### GOAL OF THE EXERCISE
Which lines run from the one containing "What data populates" to the last line of the entries? Return them exactly, with nothing more.

### ENTRIES SHOWN
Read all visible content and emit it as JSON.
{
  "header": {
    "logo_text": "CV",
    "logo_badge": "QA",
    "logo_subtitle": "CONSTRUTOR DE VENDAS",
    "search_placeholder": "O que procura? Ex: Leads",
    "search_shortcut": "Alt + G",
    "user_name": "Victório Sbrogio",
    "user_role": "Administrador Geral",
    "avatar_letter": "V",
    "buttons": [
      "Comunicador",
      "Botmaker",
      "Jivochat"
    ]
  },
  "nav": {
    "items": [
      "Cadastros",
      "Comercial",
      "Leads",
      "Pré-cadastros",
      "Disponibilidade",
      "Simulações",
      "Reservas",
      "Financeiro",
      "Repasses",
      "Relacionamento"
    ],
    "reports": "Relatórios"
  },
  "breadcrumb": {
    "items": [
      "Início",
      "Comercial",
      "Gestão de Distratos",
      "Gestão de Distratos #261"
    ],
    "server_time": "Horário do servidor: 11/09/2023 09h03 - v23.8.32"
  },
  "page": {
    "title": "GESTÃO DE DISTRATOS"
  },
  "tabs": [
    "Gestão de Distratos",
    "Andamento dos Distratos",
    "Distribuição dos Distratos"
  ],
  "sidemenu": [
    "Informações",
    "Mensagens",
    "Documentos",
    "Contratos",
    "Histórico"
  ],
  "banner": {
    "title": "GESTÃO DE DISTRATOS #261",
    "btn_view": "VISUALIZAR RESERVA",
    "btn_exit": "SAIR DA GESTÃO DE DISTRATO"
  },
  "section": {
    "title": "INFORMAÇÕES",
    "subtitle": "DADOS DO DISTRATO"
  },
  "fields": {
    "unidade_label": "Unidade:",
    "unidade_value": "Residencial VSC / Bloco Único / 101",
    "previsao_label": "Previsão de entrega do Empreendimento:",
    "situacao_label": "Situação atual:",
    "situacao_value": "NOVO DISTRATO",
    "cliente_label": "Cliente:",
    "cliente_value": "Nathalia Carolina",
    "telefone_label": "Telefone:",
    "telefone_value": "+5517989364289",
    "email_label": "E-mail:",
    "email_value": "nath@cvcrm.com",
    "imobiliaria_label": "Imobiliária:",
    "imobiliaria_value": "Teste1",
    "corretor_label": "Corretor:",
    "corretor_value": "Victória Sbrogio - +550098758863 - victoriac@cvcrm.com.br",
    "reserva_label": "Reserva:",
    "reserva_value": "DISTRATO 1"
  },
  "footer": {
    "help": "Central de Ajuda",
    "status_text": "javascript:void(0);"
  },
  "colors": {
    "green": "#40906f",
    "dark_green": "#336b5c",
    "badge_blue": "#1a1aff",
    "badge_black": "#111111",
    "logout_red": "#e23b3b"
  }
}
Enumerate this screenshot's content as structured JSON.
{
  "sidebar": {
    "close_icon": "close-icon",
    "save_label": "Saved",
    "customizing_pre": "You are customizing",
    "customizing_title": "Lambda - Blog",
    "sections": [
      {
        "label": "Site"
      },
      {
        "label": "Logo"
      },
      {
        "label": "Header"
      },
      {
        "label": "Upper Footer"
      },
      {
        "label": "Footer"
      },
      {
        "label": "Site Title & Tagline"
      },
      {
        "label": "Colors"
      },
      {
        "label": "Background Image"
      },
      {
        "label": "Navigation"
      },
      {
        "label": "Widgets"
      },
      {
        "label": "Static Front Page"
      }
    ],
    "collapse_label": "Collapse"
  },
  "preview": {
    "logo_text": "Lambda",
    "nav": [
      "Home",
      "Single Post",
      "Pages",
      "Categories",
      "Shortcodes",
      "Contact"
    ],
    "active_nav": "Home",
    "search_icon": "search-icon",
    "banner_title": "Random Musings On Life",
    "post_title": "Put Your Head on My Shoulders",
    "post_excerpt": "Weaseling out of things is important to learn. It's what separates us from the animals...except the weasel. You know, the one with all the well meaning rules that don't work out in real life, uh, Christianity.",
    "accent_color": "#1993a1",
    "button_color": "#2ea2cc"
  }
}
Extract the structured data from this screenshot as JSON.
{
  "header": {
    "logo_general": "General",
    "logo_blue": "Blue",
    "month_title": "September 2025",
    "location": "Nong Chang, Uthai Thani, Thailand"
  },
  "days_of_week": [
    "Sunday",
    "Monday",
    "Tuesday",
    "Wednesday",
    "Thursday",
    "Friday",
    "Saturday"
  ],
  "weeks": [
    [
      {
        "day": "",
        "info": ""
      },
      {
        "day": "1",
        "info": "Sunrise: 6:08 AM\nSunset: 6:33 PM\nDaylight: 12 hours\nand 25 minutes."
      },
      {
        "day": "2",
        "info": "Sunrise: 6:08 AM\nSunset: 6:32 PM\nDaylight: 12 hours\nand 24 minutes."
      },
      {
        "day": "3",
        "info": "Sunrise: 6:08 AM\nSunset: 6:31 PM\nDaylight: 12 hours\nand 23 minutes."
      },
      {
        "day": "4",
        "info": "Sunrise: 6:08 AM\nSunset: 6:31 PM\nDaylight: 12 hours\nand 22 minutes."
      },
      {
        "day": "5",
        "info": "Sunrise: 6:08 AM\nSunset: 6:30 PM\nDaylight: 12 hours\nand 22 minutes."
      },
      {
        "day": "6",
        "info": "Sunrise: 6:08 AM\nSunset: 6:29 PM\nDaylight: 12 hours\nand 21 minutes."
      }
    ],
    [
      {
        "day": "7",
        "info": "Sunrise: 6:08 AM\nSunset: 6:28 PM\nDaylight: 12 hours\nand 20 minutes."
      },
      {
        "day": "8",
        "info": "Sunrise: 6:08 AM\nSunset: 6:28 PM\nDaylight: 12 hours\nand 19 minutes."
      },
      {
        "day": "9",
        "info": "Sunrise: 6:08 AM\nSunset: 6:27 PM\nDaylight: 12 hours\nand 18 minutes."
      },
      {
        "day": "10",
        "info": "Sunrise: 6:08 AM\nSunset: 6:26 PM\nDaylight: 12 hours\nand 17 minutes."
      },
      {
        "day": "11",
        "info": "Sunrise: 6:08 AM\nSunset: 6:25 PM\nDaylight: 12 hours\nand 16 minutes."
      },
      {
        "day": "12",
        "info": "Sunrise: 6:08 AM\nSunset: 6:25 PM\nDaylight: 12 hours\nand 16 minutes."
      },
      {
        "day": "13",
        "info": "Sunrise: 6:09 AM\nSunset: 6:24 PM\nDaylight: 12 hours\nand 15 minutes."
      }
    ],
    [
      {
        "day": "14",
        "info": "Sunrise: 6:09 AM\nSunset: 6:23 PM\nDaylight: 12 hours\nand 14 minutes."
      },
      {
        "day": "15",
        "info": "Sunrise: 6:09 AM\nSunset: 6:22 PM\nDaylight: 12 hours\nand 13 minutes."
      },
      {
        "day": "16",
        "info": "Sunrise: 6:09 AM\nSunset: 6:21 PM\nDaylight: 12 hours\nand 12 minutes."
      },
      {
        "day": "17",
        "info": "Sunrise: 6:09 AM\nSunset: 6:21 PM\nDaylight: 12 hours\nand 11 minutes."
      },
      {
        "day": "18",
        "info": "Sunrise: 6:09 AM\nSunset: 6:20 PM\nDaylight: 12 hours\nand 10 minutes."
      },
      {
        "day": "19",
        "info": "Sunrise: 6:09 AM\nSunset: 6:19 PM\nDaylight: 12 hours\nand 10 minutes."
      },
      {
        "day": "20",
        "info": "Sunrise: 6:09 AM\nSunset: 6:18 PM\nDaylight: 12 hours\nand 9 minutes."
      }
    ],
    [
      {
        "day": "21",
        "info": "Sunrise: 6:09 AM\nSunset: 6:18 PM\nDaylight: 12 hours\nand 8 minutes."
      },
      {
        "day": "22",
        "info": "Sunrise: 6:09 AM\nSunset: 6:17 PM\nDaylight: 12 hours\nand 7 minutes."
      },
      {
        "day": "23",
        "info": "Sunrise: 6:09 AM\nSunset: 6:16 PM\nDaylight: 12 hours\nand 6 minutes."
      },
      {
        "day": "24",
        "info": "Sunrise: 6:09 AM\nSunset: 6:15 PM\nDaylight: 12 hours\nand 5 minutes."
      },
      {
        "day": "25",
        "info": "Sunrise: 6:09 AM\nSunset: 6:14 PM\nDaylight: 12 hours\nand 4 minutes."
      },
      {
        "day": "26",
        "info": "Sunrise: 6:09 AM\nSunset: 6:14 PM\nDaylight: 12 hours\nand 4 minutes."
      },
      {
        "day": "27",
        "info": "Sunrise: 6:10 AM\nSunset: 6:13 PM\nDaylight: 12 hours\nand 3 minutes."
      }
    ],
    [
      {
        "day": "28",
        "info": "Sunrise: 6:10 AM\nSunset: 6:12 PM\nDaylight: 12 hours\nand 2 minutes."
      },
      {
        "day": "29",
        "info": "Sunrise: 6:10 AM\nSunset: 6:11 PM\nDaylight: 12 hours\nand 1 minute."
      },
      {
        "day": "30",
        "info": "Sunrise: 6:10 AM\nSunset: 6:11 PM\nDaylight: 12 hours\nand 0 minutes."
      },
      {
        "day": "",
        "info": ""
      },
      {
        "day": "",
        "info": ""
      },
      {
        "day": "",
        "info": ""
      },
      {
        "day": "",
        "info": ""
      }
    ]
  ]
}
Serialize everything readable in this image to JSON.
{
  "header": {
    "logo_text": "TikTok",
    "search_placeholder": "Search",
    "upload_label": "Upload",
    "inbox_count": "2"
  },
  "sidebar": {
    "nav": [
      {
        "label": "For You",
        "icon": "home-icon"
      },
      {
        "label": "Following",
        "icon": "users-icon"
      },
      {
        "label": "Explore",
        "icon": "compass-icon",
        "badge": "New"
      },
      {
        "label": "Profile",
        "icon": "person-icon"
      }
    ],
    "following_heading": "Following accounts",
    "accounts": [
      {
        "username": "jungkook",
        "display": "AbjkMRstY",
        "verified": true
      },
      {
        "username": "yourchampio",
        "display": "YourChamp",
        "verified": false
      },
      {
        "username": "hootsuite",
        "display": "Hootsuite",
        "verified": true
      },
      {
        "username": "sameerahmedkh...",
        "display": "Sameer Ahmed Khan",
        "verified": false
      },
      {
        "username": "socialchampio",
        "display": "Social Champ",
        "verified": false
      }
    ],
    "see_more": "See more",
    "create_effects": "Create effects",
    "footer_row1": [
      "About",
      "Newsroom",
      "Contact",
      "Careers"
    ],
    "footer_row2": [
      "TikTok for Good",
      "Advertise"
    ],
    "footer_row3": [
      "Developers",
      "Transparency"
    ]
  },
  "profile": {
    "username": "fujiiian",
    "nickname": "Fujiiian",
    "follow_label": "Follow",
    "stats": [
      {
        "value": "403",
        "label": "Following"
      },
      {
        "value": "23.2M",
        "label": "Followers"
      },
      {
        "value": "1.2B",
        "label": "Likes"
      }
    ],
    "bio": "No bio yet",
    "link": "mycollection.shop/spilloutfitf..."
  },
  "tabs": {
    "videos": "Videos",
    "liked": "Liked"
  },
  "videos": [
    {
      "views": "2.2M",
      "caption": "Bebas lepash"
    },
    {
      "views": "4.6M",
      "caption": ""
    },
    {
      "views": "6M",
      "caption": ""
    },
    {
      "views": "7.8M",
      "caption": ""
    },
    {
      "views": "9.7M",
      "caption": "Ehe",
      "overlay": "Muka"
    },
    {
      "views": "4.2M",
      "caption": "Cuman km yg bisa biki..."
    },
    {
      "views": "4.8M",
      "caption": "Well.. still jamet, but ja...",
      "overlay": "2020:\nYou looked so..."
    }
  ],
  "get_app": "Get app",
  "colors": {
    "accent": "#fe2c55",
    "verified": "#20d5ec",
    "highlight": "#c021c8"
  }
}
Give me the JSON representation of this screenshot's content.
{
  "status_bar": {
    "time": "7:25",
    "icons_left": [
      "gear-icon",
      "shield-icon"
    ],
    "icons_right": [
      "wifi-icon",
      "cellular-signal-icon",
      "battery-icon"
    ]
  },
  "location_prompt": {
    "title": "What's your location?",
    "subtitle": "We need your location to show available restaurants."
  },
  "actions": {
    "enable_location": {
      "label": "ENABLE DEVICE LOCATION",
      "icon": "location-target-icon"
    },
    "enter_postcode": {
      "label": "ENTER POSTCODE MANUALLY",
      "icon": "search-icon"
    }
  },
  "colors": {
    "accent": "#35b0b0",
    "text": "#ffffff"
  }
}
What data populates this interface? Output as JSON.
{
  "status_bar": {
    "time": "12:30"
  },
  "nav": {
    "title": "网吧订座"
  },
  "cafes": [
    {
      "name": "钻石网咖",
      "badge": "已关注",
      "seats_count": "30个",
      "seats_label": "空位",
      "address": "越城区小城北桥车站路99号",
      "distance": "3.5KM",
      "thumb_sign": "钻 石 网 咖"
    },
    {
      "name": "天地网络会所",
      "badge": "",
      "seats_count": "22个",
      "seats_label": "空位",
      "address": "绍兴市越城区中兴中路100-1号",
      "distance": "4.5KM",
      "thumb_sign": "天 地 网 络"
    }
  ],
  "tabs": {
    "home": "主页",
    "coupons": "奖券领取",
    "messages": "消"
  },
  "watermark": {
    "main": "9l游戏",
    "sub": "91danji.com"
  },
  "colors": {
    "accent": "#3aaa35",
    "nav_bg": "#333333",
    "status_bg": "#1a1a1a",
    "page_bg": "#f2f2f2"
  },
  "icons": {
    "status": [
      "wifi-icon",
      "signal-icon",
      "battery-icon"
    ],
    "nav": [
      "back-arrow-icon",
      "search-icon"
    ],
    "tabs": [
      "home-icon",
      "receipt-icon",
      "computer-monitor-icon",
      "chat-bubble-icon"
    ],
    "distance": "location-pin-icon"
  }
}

### EXPECTED ANSWER
What data populates this interface? Output as JSON.
{
  "status_bar": {
    "time": "12:30"
  },
  "nav": {
    "title": "网吧订座"
  },
  "cafes": [
    {
      "name": "钻石网咖",
      "badge": "已关注",
      "seats_count": "30个",
      "seats_label": "空位",
      "address": "越城区小城北桥车站路99号",
      "distance": "3.5KM",
      "thumb_sign": "钻 石 网 咖"
    },
    {
      "name": "天地网络会所",
      "badge": "",
      "seats_count": "22个",
      "seats_label": "空位",
      "address": "绍兴市越城区中兴中路100-1号",
      "distance": "4.5KM",
      "thumb_sign": "天 地 网 络"
    }
  ],
  "tabs": {
    "home": "主页",
    "coupons": "奖券领取",
    "messages": "消"
  },
  "watermark": {
    "main": "9l游戏",
    "sub": "91danji.com"
  },
  "colors": {
    "accent": "#3aaa35",
    "nav_bg": "#333333",
    "status_bg": "#1a1a1a",
    "page_bg": "#f2f2f2"
  },
  "icons": {
    "status": [
      "wifi-icon",
      "signal-icon",
      "battery-icon"
    ],
    "nav": [
      "back-arrow-icon",
      "search-icon"
    ],
    "tabs": [
      "home-icon",
      "receipt-icon",
      "computer-monitor-icon",
      "chat-bubble-icon"
    ],
    "distance": "location-pin-icon"
  }
}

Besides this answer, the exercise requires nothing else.